As of Sunday afternoon, all trails from Kagawong west to Meldrum Bay have been groomed, except for the trail that runs from Gore Bay down to Providence Bay and Mindemoya, which was expected to be completed earlier this week.
The east end groomer was not slated to start until this past Monday due to less snow in the area. “By Friday, January 22 we hope to have all the trails on the east end of Manitoulin done as well,” said Mr. Middleton. “It will take most of the week to get the first pass made over all of them.”
Mr. Middleton explained, “we often get complaints by sledders after the first initial groom/pass each season saying that the trail is still rough, with a few rocks and stumps crunching underneath the sled. That is only natural. We are grooming at the time of year when the snow is the least deep. As more snow falls throughout the winter those imperfections quickly disappear, with each subsequent pass the groomer makes over the trail.
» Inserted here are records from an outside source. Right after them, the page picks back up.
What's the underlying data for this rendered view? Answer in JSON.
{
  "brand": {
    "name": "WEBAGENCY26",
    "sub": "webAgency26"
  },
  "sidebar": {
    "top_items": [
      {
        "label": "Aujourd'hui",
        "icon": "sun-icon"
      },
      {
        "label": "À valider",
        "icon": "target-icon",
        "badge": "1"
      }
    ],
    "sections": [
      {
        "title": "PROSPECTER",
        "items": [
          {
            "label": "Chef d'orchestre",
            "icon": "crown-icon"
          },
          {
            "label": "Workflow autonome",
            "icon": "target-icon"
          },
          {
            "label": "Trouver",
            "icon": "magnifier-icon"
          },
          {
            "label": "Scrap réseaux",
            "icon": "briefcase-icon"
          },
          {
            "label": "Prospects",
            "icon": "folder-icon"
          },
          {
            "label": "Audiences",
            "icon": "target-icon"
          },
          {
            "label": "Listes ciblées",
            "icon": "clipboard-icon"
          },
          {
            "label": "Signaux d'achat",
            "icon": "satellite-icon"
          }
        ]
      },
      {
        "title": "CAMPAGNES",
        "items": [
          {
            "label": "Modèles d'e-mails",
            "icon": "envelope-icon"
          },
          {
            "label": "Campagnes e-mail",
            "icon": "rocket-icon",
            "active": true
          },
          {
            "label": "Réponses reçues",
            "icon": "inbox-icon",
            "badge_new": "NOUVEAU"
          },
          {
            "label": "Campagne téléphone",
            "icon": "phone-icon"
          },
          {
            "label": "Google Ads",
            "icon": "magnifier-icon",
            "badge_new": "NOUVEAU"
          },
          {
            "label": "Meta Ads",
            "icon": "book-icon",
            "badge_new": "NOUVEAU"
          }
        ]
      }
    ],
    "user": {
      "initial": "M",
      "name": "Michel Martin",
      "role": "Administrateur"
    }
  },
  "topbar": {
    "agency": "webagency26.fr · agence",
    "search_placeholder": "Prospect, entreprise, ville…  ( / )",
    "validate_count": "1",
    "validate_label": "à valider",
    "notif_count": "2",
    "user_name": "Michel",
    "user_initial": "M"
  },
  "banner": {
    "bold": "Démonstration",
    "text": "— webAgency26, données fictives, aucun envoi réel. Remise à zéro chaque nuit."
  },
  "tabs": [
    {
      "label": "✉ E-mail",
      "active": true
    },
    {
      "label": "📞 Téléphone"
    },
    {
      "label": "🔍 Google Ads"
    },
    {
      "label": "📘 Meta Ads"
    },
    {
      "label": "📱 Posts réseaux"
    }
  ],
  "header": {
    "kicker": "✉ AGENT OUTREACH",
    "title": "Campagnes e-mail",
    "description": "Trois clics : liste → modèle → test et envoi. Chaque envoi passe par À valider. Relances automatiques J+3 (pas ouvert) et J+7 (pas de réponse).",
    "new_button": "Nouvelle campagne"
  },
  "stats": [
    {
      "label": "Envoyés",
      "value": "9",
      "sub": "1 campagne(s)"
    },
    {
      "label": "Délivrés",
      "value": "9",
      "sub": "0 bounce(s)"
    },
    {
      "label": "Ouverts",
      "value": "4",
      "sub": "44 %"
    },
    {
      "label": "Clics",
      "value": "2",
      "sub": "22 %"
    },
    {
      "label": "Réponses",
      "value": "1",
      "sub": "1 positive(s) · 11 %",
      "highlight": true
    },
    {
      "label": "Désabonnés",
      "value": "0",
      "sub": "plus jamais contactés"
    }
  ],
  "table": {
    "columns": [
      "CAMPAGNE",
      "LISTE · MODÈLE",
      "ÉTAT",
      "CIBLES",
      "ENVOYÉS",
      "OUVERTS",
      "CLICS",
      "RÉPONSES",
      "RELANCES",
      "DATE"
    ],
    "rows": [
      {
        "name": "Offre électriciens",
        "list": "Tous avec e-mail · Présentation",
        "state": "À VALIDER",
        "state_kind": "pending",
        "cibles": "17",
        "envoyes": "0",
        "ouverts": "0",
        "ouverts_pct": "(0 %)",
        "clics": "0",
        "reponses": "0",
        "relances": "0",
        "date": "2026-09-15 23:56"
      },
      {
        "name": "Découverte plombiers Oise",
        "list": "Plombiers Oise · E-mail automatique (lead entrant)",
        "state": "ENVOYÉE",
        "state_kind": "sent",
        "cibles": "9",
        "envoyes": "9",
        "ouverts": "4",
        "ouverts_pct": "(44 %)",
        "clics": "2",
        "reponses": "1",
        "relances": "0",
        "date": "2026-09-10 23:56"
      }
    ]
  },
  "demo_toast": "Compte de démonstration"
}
In no time at all, it turns out like a highway.”
Mr. Middleton also said, “because of the unusual amount of rain Manitoulin got in November and December (the precipitation unfortunately came in the form of rain not snow) some of the trails still have water holes across them, with depths varying from a few inches to upwards of one foot. This is especially the case where the trail passes through low lying or swampy areas. Lack of cold weather up until now hasn’t helped. The big groomer crashes through the thin layer of ice on these water holes.”
“These large industrial machines have no trouble getting through, but you and your sled might,” said Mr. Middleton. “Hopefully, over the next few nights these water holes will freeze up solid and the problem will be solved for the rest of the season.”
As well, “because of the unusually mild weather in December and January, no ice trails (stake lines) across frozen lakes are in place yet in the usual areas,” said Mr. Middleton. “In fact, MSSC highly recommends that snowmobilers stay off the lakes entirely for the time being. Depending on how much cold weather we get, it might be as much as two or more weeks before travel on even the inland lakes can take place.”
The trail from M’Chigeeng to Kagawong (the one that goes north from Manitoulin Secondary School), is definitely gone for this season, said Mr. Middleton. “We will have a big break in the trunk line along the north side of Manitoulin this year. We hope to have something in place for next year.”